Connecting CS problems with ideas from other disciplines resulted in the publication of his second paper, one of the high points of his Rice program. Jermaine helped him identify and study a new research direction, exploring the application of reward theory – popular in a small branch of statistics –to improve the processing time for Large MapReduce jobs using online aggregation. To explain the challenge, Pansare cited a typical problem – find an average salary for a group of employees. “If you are searching a really large database for an average salary, it might take a couple of days on a large computer,” he said. “Let’s say the average is $80K. After submitting his job, the user just waits for the query to process over that time. But what if you could make an educated guess as soon as you start getting data?”

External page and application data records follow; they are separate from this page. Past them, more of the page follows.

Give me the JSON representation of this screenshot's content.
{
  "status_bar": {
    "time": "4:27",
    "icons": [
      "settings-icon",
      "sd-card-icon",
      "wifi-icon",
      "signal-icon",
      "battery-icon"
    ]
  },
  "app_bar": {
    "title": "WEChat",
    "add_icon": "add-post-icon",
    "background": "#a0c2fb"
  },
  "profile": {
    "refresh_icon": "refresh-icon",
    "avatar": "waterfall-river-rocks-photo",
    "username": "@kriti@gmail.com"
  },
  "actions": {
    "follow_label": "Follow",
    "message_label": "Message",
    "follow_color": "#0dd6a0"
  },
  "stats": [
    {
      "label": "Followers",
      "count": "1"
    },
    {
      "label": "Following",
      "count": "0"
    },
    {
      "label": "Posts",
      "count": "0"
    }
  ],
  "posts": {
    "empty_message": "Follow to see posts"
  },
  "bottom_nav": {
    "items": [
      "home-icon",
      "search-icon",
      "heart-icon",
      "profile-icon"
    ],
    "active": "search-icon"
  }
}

For example, Pansare said, the user might be able to make an early forecast that the answer would fall in a range of $70–90K, with 90% probability of accuracy. As more data flows in, the forecast could narrow its range, perhaps between $79-81K with 95% probability. The benefits to a “good enough” answer are two-fold; the user gets an acceptable answer more quickly and saves the expense of continuing to run the query. “If you are running your MapReduce jobs in Cloud, stopping early saves you money,” said Pansare.
He remains excited about solving problems at IBM Research-Almaden in San Jose, CA. He said, “[Almaden] is the premier database research group, one of the few remaining labs, and it was the birthplace of database research. The research papers I looked up as a grad student were written by the people I now work with, and the main reason I applied to Almaden.”
In addition to his association with the Almaden Research Center, Pansare still collaborates with his adviser at Rice as well as Jermaine’s current PhD students, like Jacob Gao. Pansare has also accepted an invitation to give a talk to CS students on SystemML, machine learning software developed by researchers at his lab, and he will continue fostering collaborations between IBM Almaden Research Center and Rice University’s CS PhD graduates.